Try it: From the first line to the last, print the listing exactly.
↓
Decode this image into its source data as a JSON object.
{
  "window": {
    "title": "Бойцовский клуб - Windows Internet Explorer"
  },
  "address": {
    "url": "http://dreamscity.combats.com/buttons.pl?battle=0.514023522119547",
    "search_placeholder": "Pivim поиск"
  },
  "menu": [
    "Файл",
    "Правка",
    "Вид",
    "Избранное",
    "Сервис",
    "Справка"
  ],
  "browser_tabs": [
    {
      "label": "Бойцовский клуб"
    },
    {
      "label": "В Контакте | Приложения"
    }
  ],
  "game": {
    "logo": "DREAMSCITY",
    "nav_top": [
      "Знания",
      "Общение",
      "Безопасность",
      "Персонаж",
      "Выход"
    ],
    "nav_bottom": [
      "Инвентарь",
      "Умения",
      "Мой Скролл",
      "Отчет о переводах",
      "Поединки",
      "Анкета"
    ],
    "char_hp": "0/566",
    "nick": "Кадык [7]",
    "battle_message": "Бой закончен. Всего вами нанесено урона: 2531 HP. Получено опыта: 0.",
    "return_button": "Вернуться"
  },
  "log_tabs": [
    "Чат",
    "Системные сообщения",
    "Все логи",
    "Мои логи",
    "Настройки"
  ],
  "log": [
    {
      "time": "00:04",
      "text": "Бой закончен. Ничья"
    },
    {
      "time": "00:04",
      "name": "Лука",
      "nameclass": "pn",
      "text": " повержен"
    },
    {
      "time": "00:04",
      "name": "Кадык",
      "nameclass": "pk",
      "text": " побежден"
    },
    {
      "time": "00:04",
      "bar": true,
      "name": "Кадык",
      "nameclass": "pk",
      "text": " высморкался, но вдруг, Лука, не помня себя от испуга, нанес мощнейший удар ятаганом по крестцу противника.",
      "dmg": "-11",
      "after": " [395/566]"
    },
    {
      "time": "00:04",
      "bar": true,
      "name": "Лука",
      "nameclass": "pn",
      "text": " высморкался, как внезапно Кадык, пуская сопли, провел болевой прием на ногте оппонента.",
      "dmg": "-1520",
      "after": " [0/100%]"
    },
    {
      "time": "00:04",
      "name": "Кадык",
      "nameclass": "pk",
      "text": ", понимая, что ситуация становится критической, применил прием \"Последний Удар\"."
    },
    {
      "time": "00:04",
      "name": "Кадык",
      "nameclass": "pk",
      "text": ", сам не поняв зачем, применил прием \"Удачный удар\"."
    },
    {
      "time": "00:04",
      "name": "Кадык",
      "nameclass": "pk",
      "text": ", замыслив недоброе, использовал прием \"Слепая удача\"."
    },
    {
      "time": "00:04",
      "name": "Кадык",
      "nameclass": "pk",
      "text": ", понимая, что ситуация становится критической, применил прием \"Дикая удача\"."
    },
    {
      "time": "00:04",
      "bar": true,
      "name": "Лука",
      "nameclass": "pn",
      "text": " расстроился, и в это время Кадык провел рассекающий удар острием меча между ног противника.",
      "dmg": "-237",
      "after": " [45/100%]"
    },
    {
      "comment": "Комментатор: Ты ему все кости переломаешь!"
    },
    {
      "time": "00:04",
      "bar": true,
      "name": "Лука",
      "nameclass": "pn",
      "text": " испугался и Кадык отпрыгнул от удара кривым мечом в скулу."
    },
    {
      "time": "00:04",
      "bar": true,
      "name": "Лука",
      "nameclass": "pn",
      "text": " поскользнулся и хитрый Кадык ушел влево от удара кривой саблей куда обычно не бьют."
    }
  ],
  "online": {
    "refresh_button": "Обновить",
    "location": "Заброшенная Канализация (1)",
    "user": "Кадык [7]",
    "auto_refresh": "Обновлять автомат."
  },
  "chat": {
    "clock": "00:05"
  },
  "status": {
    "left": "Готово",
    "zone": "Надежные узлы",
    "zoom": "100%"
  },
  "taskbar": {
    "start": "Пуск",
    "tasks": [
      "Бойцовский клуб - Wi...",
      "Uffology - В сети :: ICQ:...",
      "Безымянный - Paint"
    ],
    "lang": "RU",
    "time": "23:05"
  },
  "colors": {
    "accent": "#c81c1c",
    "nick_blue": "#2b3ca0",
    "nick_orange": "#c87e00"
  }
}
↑
Reply to the task:
Decode this image into its source data as a JSON object.
{
  "window": {
    "title": "Бойцовский клуб - Windows Internet Explorer"
  },
  "address": {
    "url": "http://dreamscity.combats.com/buttons.pl?battle=0.514023522119547",
    "search_placeholder": "Pivim поиск"
  },
  "menu": [
    "Файл",
    "Правка",
    "Вид",
    "Избранное",
    "Сервис",
    "Справка"
  ],
  "browser_tabs": [
    {
      "label": "Бойцовский клуб"
    },
    {
      "label": "В Контакте | Приложения"
    }
  ],
  "game": {
    "logo": "DREAMSCITY",
    "nav_top": [
      "Знания",
      "Общение",
      "Безопасность",
      "Персонаж",
      "Выход"
    ],
    "nav_bottom": [
      "Инвентарь",
      "Умения",
      "Мой Скролл",
      "Отчет о переводах",
      "Поединки",
      "Анкета"
    ],
    "char_hp": "0/566",
    "nick": "Кадык [7]",
    "battle_message": "Бой закончен. Всего вами нанесено урона: 2531 HP. Получено опыта: 0.",
    "return_button": "Вернуться"
  },
  "log_tabs": [
    "Чат",
    "Системные сообщения",
    "Все логи",
    "Мои логи",
    "Настройки"
  ],
  "log": [
    {
      "time": "00:04",
      "text": "Бой закончен. Ничья"
    },
    {
      "time": "00:04",
      "name": "Лука",
      "nameclass": "pn",
      "text": " повержен"
    },
    {
      "time": "00:04",
      "name": "Кадык",
      "nameclass": "pk",
      "text": " побежден"
    },
    {
      "time": "00:04",
      "bar": true,
      "name": "Кадык",
      "nameclass": "pk",
      "text": " высморкался, но вдруг, Лука, не помня себя от испуга, нанес мощнейший удар ятаганом по крестцу противника.",
      "dmg": "-11",
      "after": " [395/566]"
    },
    {
      "time": "00:04",
      "bar": true,
      "name": "Лука",
      "nameclass": "pn",
      "text": " высморкался, как внезапно Кадык, пуская сопли, провел болевой прием на ногте оппонента.",
      "dmg": "-1520",
      "after": " [0/100%]"
    },
    {
      "time": "00:04",
      "name": "Кадык",
      "nameclass": "pk",
      "text": ", понимая, что ситуация становится критической, применил прием \"Последний Удар\"."
    },
    {
      "time": "00:04",
      "name": "Кадык",
      "nameclass": "pk",
      "text": ", сам не поняв зачем, применил прием \"Удачный удар\"."
    },
    {
      "time": "00:04",
      "name": "Кадык",
      "nameclass": "pk",
      "text": ", замыслив недоброе, использовал прием \"Слепая удача\"."
    },
    {
      "time": "00:04",
      "name": "Кадык",
      "nameclass": "pk",
      "text": ", понимая, что ситуация становится критической, применил прием \"Дикая удача\"."
    },
    {
      "time": "00:04",
      "bar": true,
      "name": "Лука",
      "nameclass": "pn",
      "text": " расстроился, и в это время Кадык провел рассекающий удар острием меча между ног противника.",
      "dmg": "-237",
      "after": " [45/100%]"
    },
    {
      "comment": "Комментатор: Ты ему все кости переломаешь!"
    },
    {
      "time": "00:04",
      "bar": true,
      "name": "Лука",
      "nameclass": "pn",
      "text": " испугался и Кадык отпрыгнул от удара кривым мечом в скулу."
    },
    {
      "time": "00:04",
      "bar": true,
      "name": "Лука",
      "nameclass": "pn",
      "text": " поскользнулся и хитрый Кадык ушел влево от удара кривой саблей куда обычно не бьют."
    }
  ],
  "online": {
    "refresh_button": "Обновить",
    "location": "Заброшенная Канализация (1)",
    "user": "Кадык [7]",
    "auto_refresh": "Обновлять автомат."
  },
  "chat": {
    "clock": "00:05"
  },
  "status": {
    "left": "Готово",
    "zone": "Надежные узлы",
    "zoom": "100%"
  },
  "taskbar": {
    "start": "Пуск",
    "tasks": [
      "Бойцовский клуб - Wi...",
      "Uffology - В сети :: ICQ:...",
      "Безымянный - Paint"
    ],
    "lang": "RU",
    "time": "23:05"
  },
  "colors": {
    "accent": "#c81c1c",
    "nick_blue": "#2b3ca0",
    "nick_orange": "#c87e00"
  }
}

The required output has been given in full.